Encounters with police can be scary and stressful, even if you did nothing wrong. Most law enforcement officers are just trying to do their jobs - to keep people safe by enforcing the law.
Sometimes, unfortunately, these good intentions can be overshadowed. Police officers are still human, and their internal biases may lead some to believe a person is guilty of a crime without any substantial evidence. In times like these, police officers will go to almost any measure to make sure a person receives a guilty verdict.
Can police lie to citizens? If someone asked you this question, you would say no, right? In actuality, the short answer is yes, police can lie when asking questions or interrogating a suspect. They can legally lie to you about:
Having your fingerprints at a crime scene
Having an eye witness
The ability to obtain a search warrant
The severity of your sentence
1. “Your fingerprints were all over the crime scene.”
Police are permitted to lie about physical evidence that does not exist. For example, the police officers can tell you that they found your DNA or fingerprints crime scene. The truth is that DNA and fingerprints evidence takes substantial time to analyze and process.
Why do they use this lie? Well, they use the lie to convince you to confess to being at the scene of the crime or to make you give more information that could be helpful to interrogators. The lie can also be used to trick you into surrendering your DNA. Note that if your DNA or fingerprints match what was found at the crime scene, this could be used as evidence that may lead to a conviction.
2. “We have an eye witness.”
This is another lie that the police can use. Police can actually fabricate evidence in order to get you to admit to a crime, despite the fact that you are innocent. Even though it doesn’t seem fair to be lied to about evidence against you, it is found to be constitutional. The lie is combined with particular details that only the perpetrator would know. By telling this lie, the investigators hope will hope to get you to give a confession.
When the police tell you as fact that they have evidence against you, make sure you do not admit to anything. You have the right to remain silent and obtain the help of an experienced criminal defense attorney. Even when you are innocent and trying to answer to the best of your ability, do not give away any information without speaking with your attorney.
3. “We can get a search warrant within minutes, just let us in.”
This is another strong bluff that police can use. It does not take long to get a search warrant. The police can get within 30 minutes or an hour. All they have to do is call the District Attorney and a judge and give them strong reasons why they need the warrant.
The judge will then take a few minutes to decide whether or not to approve the search warrant. Police who use this lie usually don’t believe they have strong reasons to convince the judge to grant the warrant. They will use this lie hoping this will result in your compliance. You should always refuse to let the police into your home or car unless they have a current and active search warrant.
4. “You’ll receive a light sentence if you cooperate.”
If you get arrested, police will tell you that if you cooperate and confess, they will make sure you get a lenient sentence. Don’t fall for this lie. Being open with the interrogators is not helpful. They have nothing to do with your sentencing. Only a District attorney can help you get a light sentence.
Being open will only ensure you are found guilty.
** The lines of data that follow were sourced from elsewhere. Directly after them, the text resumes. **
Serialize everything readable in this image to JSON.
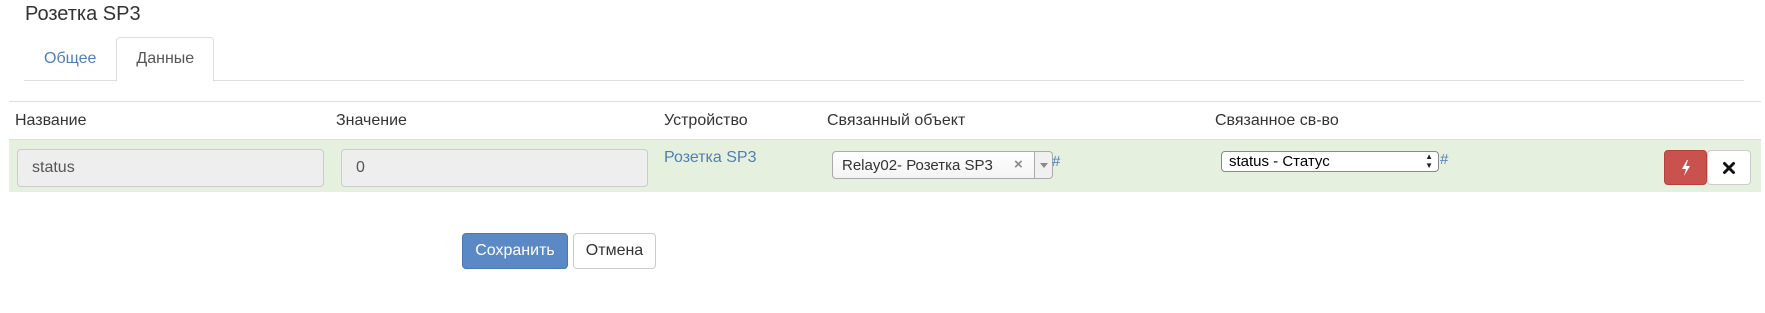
{
  "page": {
    "title": "Розетка SP3"
  },
  "tabs": [
    {
      "label": "Общее",
      "active": false
    },
    {
      "label": "Данные",
      "active": true
    }
  ],
  "table": {
    "headers": {
      "name": "Название",
      "value": "Значение",
      "device": "Устройство",
      "linked_object": "Связанный объект",
      "linked_property": "Связанное св-во"
    },
    "row": {
      "name": "status",
      "value": "0",
      "device": "Розетка SP3",
      "linked_object": "Relay02- Розетка SP3",
      "linked_object_clear": "×",
      "linked_object_hash": "#",
      "linked_property": "status - Статус",
      "linked_property_hash": "#"
    }
  },
  "actions": {
    "save_label": "Сохранить",
    "cancel_label": "Отмена"
  },
  "icons": {
    "trigger": "bolt-icon",
    "delete": "close-icon",
    "dropdown": "chevron-down-icon",
    "spinner": "select-arrows-icon"
  },
  "colors": {
    "link": "#4f7fb5",
    "row_highlight": "#e6f0de",
    "primary": "#5a89c6",
    "danger": "#c9524e"
  }
}
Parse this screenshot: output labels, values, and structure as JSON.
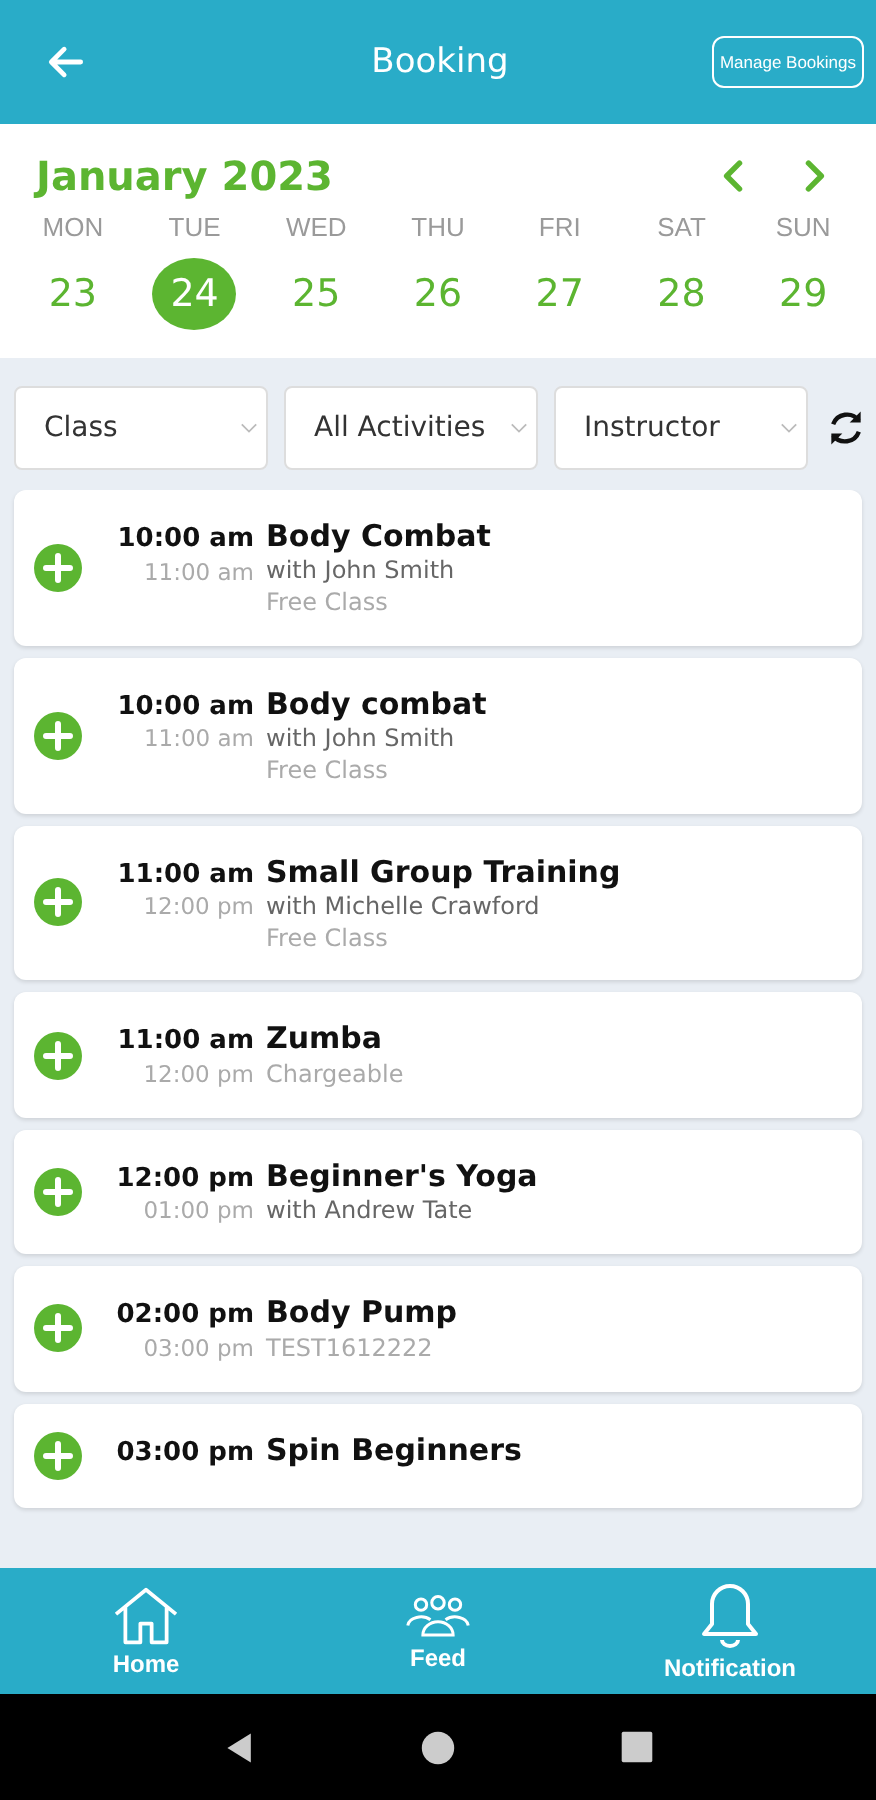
{
  "header": {
    "title": "Booking",
    "action": "Manage Bookings"
  },
  "calendar": {
    "month": "January 2023",
    "days": [
      {
        "weekday": "MON",
        "date": "23",
        "selected": false
      },
      {
        "weekday": "TUE",
        "date": "24",
        "selected": true
      },
      {
        "weekday": "WED",
        "date": "25",
        "selected": false
      },
      {
        "weekday": "THU",
        "date": "26",
        "selected": false
      },
      {
        "weekday": "FRI",
        "date": "27",
        "selected": false
      },
      {
        "weekday": "SAT",
        "date": "28",
        "selected": false
      },
      {
        "weekday": "SUN",
        "date": "29",
        "selected": false
      }
    ]
  },
  "filters": [
    "Class",
    "All Activities",
    "Instructor"
  ],
  "classes": [
    {
      "start": "10:00 am",
      "end": "11:00 am",
      "name": "Body Combat",
      "instructor": "with John Smith",
      "note": "Free Class"
    },
    {
      "start": "10:00 am",
      "end": "11:00 am",
      "name": "Body combat",
      "instructor": "with John Smith",
      "note": "Free Class"
    },
    {
      "start": "11:00 am",
      "end": "12:00 pm",
      "name": "Small Group Training",
      "instructor": "with Michelle Crawford",
      "note": "Free Class"
    },
    {
      "start": "11:00 am",
      "end": "12:00 pm",
      "name": "Zumba",
      "note": "Chargeable"
    },
    {
      "start": "12:00 pm",
      "end": "01:00 pm",
      "name": "Beginner's Yoga",
      "instructor": "with Andrew Tate"
    },
    {
      "start": "02:00 pm",
      "end": "03:00 pm",
      "name": "Body Pump",
      "note": "TEST1612222"
    },
    {
      "start": "03:00 pm",
      "name": "Spin Beginners"
    }
  ],
  "nav": [
    {
      "label": "Home",
      "kind": "home"
    },
    {
      "label": "Feed",
      "kind": "feed"
    },
    {
      "label": "Notification",
      "kind": "bell"
    }
  ]
}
If you want to share information with the police, make sure you have a criminal defense attorney by your side when sharing the information. The attorney will be working on your side and will ensure you don’t share information that could land you in jail.
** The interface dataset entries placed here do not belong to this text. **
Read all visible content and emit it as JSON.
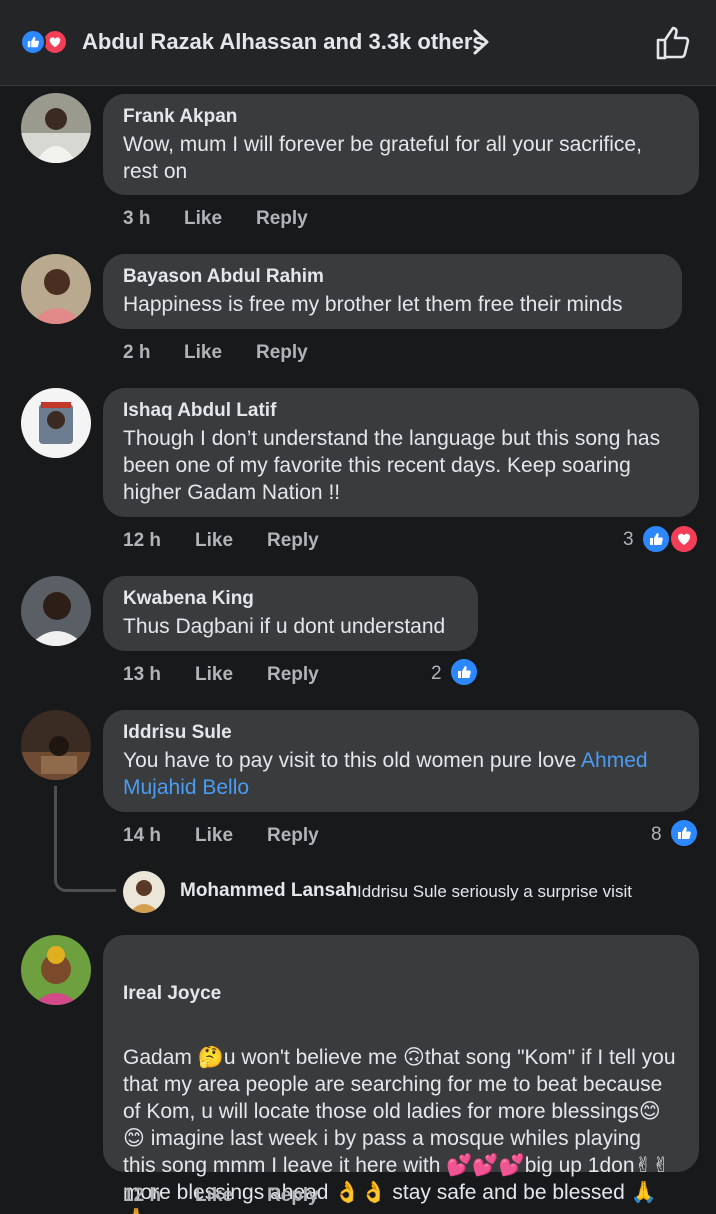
{
  "header": {
    "title": "Abdul Razak Alhassan and 3.3k others",
    "icons": [
      "like-reaction-icon",
      "love-reaction-icon",
      "chevron-right-icon",
      "thumbs-up-icon"
    ]
  },
  "actions": {
    "like": "Like",
    "reply": "Reply"
  },
  "comments": [
    {
      "name": "Frank Akpan",
      "text": "Wow, mum I will forever be grateful for all your sacrifice, rest on",
      "time": "3 h"
    },
    {
      "name": "Bayason Abdul Rahim",
      "text": "Happiness is free my brother let them free their minds",
      "time": "2 h"
    },
    {
      "name": "Ishaq Abdul Latif",
      "text": "Though I don’t understand the language but this song has been one of my favorite this recent days. Keep soaring higher Gadam Nation !!",
      "time": "12 h",
      "reaction_count": "3"
    },
    {
      "name": "Kwabena King",
      "text": "Thus Dagbani if u dont understand",
      "time": "13 h",
      "reaction_count": "2"
    },
    {
      "name": "Iddrisu Sule",
      "text": "You have to pay visit to this old women pure love ",
      "mention": "Ahmed Mujahid Bello",
      "time": "14 h",
      "reaction_count": "8",
      "reply": {
        "name": "Mohammed Lansah",
        "text": "Iddrisu Sule seriously a surprise visit"
      }
    },
    {
      "name": "Ireal  Joyce",
      "text": "Gadam 🤔u won't believe me 🙃that song \"Kom\" if I tell you that my area people are searching for me to beat because of Kom, u will locate those old ladies for more blessings😊😊 imagine last week i by pass a mosque whiles playing this song mmm I leave it here with 💕💕💕big up 1don✌✌ more blessings ahead 👌👌 stay safe and be blessed 🙏🙏",
      "time": "12 h"
    }
  ]
}
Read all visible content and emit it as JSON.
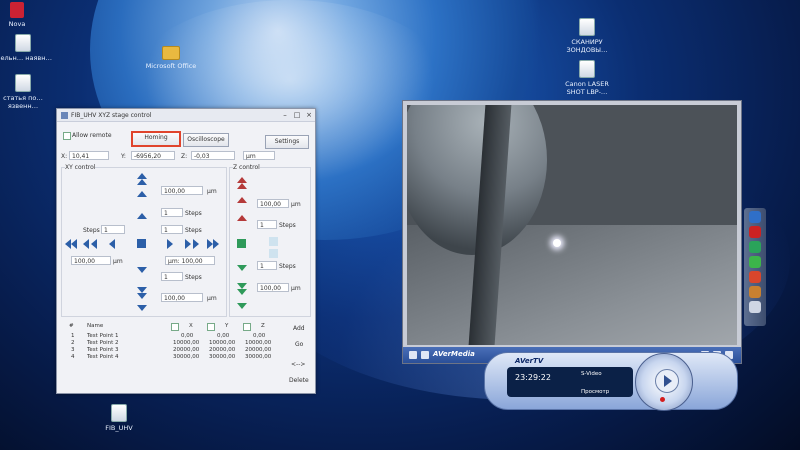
{
  "desktop": {
    "icons": [
      {
        "label": "Nova",
        "kind": "doc"
      },
      {
        "label": "…ельн… наявн…",
        "kind": "doc"
      },
      {
        "label": "статья по…\nязвенн…",
        "kind": "doc"
      },
      {
        "label": "Microsoft Office",
        "kind": "folder"
      },
      {
        "label": "СКАНИРУ ЗОНДОВЫ…",
        "kind": "doc"
      },
      {
        "label": "Canon LASER SHOT LBP-…",
        "kind": "doc"
      },
      {
        "label": "FIB_UHV",
        "kind": "doc"
      }
    ]
  },
  "stage_window": {
    "title": "FIB_UHV XYZ stage control",
    "allow_remote": "Allow remote",
    "homing": "Homing",
    "oscilloscope": "Oscilloscope",
    "settings": "Settings",
    "x_label": "X:",
    "x_value": "10,41",
    "y_label": "Y:",
    "y_value": "-6956,20",
    "z_label": "Z:",
    "z_value": "-0,03",
    "unit": "µm",
    "xy_control": "XY control",
    "z_control": "Z control",
    "steps_label": "Steps",
    "steps_value": "1",
    "xy_um_top": "100,00",
    "xy_steps_top": "1",
    "xy_steps_mid": "1",
    "xy_um_left": "100,00",
    "xy_um_right": "µm: 100,00",
    "xy_steps_bottom": "1",
    "xy_um_bottom": "100,00",
    "um_unit": "µm",
    "steps_unit": "Steps",
    "z_um_top": "100,00",
    "z_steps_top": "1",
    "z_steps_bottom": "1",
    "z_um_bottom": "100,00",
    "table": {
      "headers": [
        "#",
        "Name",
        "X",
        "Y",
        "Z"
      ],
      "rows": [
        {
          "n": "1",
          "name": "Test Point 1",
          "x": "0,00",
          "y": "0,00",
          "z": "0,00"
        },
        {
          "n": "2",
          "name": "Test Point 2",
          "x": "10000,00",
          "y": "10000,00",
          "z": "10000,00"
        },
        {
          "n": "3",
          "name": "Test Point 3",
          "x": "20000,00",
          "y": "20000,00",
          "z": "20000,00"
        },
        {
          "n": "4",
          "name": "Test Point 4",
          "x": "30000,00",
          "y": "30000,00",
          "z": "30000,00"
        }
      ],
      "add": "Add",
      "go": "Go",
      "swap": "<-->",
      "delete": "Delete"
    }
  },
  "video_window": {
    "brand": "AVerMedia"
  },
  "avertv": {
    "logo": "AVerTV",
    "time": "23:29:22",
    "source": "S-Video",
    "view": "Просмотр"
  }
}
Are There Any Limits?
Even if deceptive interrogation practices are generally allowed by law, they are not without limits. Before the investigators lie or use tricks on you, they must read the suspect their Miranda Rights, which includes:
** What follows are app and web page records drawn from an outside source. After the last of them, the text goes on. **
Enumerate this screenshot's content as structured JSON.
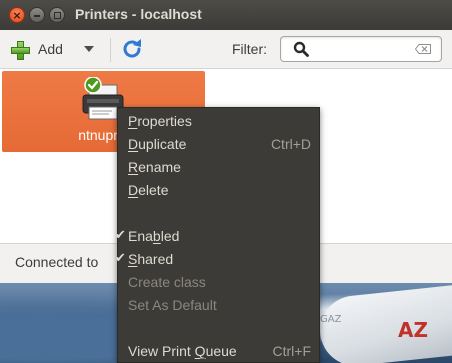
{
  "window": {
    "title": "Printers - localhost"
  },
  "toolbar": {
    "add_label": "Add",
    "filter_label": "Filter:",
    "filter_value": ""
  },
  "printers": [
    {
      "name": "ntnuprin",
      "status": "default"
    }
  ],
  "statusbar": {
    "text": "Connected to"
  },
  "context_menu": {
    "items": [
      {
        "label": "Properties",
        "mnemonic": "P",
        "accelerator": "",
        "enabled": true,
        "checked": false
      },
      {
        "label": "Duplicate",
        "mnemonic": "D",
        "accelerator": "Ctrl+D",
        "enabled": true,
        "checked": false
      },
      {
        "label": "Rename",
        "mnemonic": "R",
        "accelerator": "",
        "enabled": true,
        "checked": false
      },
      {
        "label": "Delete",
        "mnemonic": "D",
        "accelerator": "",
        "enabled": true,
        "checked": false
      },
      {
        "label": "Enabled",
        "mnemonic": "b",
        "accelerator": "",
        "enabled": true,
        "checked": true
      },
      {
        "label": "Shared",
        "mnemonic": "S",
        "accelerator": "",
        "enabled": true,
        "checked": true
      },
      {
        "label": "Create class",
        "mnemonic": "",
        "accelerator": "",
        "enabled": false,
        "checked": false
      },
      {
        "label": "Set As Default",
        "mnemonic": "",
        "accelerator": "",
        "enabled": false,
        "checked": false
      },
      {
        "label": "View Print Queue",
        "mnemonic": "Q",
        "accelerator": "Ctrl+F",
        "enabled": true,
        "checked": false
      }
    ]
  },
  "desktop": {
    "registration": "AZ",
    "tail_text": "GAZ"
  },
  "colors": {
    "titlebar": "#3c3b37",
    "selected_printer": "#e56a36",
    "menu_bg": "#3c3b37",
    "menu_text": "#dfdbd2"
  }
}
• The right to keep silent during the interrogation or questioning
• Anything you say can be used against you
• The right to a court-appointed attorney if you can’t afford one
The police can only use a lie or trick if they are sure that lie or trick is not reasonably likely to produce a false confession. There are more lies that police use. The ones highlighted above are just some of the most common tactics. If you find yourself under arrest, be make sure to remember the rights you have.
Don’t talk to the police without an experienced lawyer by your side. Attorney Joseph A. Fanduzz is a seasoned trial lawyer who has fought hard in Federal Court, State Court, and General Session court with winning results. Get the best legal representation in your corner.
Contact Law Office of Joseph A. Fanduzz at (865) 896-9971 to discuss your case today.